DBR1: Chassis, engine, body

The engine now has alternator, oil filter, carbs and a dipstick. The brass colour used for the carbs is a bit eye popping and I will probably put on a coat of dullcote to tone it down. I'll put on the exhaust manifolds once the engine is permanently in place, as they have to aim through the chassis tubes to an oval hole in the floor just right. One item that shows in the instructions, but that I can't find in the kit, is the cooling system standpipe and filler cap that seems to be attached to the front of the cylinder head, between the cams and above the water pump. There is another bit, with no obvious mounting point and with no mention in the instructions, that looks a bit like a starter motor, but which could, with a bit of squinting, be the missing cooling system filler. 

The chassis has acquired more little tubes, gussets and various other bits such as the steering column and pedals. The lack of mounting brackets for a range of things makes a lot of this guesswork, and hopefully I haven't glued something in that will interfere with some future installation. Particularly challenging will be the front suspension, which, in the absence of locating pins, leads to the possibility that wheels won't line up right with the fender openings.

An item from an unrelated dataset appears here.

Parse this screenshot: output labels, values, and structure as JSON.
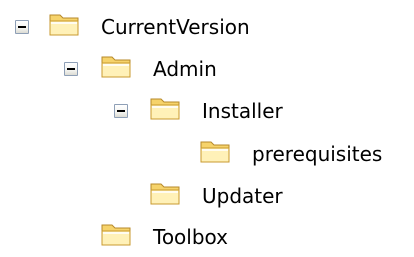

Brownie points if you can spot the error in the chassis.

As I will be away for a few days on business, I also got brave and painted the body so that it would have time to dry before I get back late in the week. In the end, I picked Tamiya's TS-9 British Green, much darker than the pictures on the Profil 24 website but closer to what I've seen in online pictures. Of course digital pictures on a computer screen can be deceiving, and these pictures look darker than the car appears to the eye; this close approximation of BRG suits the car well and I won't worry about authenticity too much.

PS if you were looking for the error in the plug wiring in the last post about the DBR1, here it is: online photographs of restored DBR1's show that the left-hand distributor connects to the forward plug in any given cylinder, but I cut one of my wires too short, so the left-hand distributor connects to the rearward plug on cylinder #3 - the wire wouldn't reach the forward plug, and couldn't be lengthened as it was already embedded in the distributor. Essentially the leads for the plugs for #3 are reversed. No one got it, so the Brownie points go back in the pot for someone else to earn.

PPS Brownie points are rather unique as they are occasionally allocated by Members of the Browne family, a notorious bunch of know-it-alls, in recognition of Browne-class levels of nit-picking. It takes one to know one ... given the rather large burden of proof required, they are very rarely awarded and are thus much prized by the infrequent grantees. You've got another crack at it as the chassis photo above shows another screwup.

1 comment:

  1. So no one spotted the error in the chassis, or if you did, you were too shy to point it out to me. In case you were wondering, here it is: the chassis rails that run front to back, either side of the engine and cockpit, are upside down. This makes location of the support for the front torsion bars, and thus the location of the front wheels, somewhat problematical.